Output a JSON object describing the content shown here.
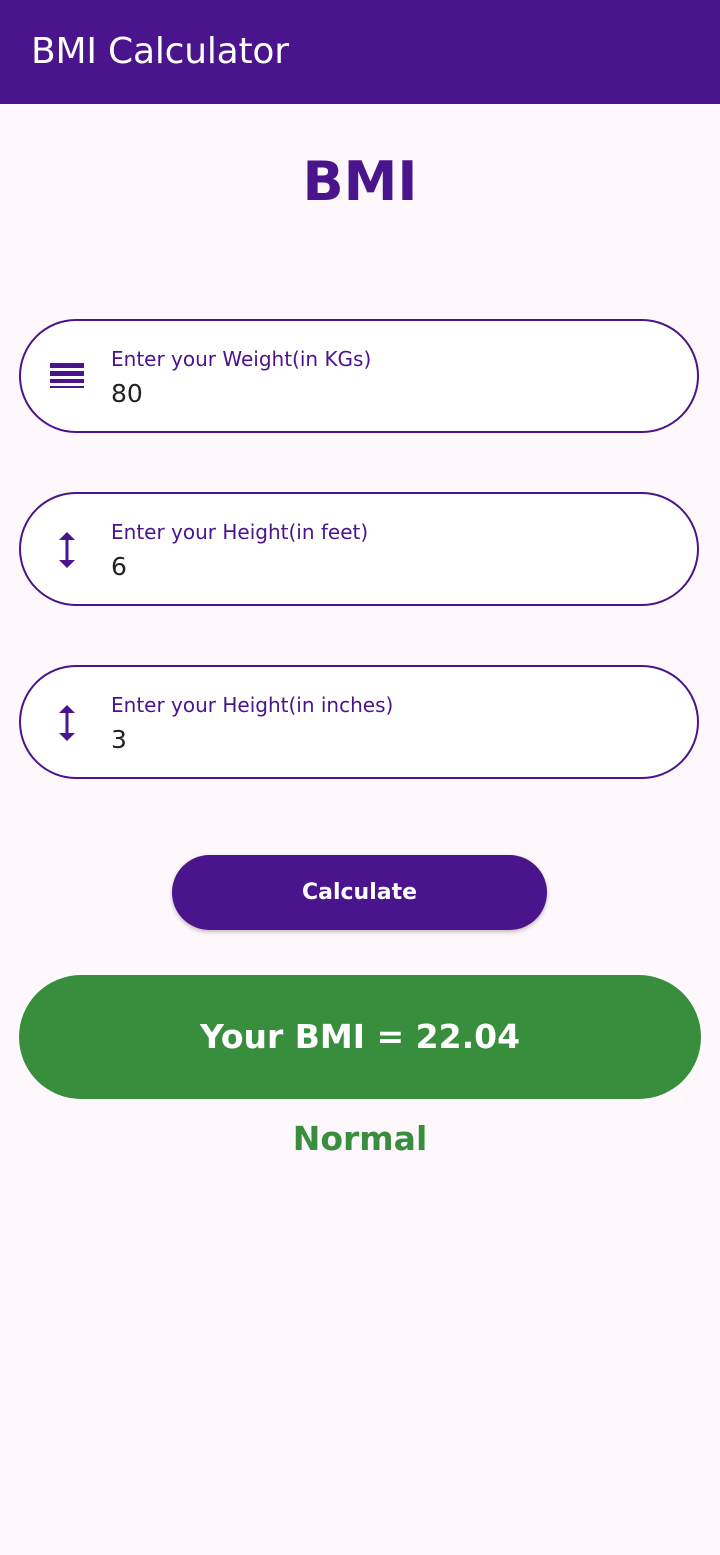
{
  "app_bar": {
    "title": "BMI Calculator",
    "color": "#4a148c"
  },
  "main": {
    "heading": "BMI",
    "fields": [
      {
        "label": "Enter your Weight(in KGs)",
        "value": "80",
        "icon": "weight-lines-icon"
      },
      {
        "label": "Enter your Height(in feet)",
        "value": "6",
        "icon": "height-arrow-icon"
      },
      {
        "label": "Enter your Height(in inches)",
        "value": "3",
        "icon": "height-arrow-icon"
      }
    ],
    "calculate_label": "Calculate",
    "result_text": "Your BMI = 22.04",
    "status_text": "Normal",
    "result_color": "#388e3c"
  }
}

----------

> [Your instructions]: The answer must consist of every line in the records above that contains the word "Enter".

> [Written solution]:
        "label": "Enter your Weight(in KGs)",
        "label": "Enter your Height(in feet)",
        "label": "Enter your Height(in inches)",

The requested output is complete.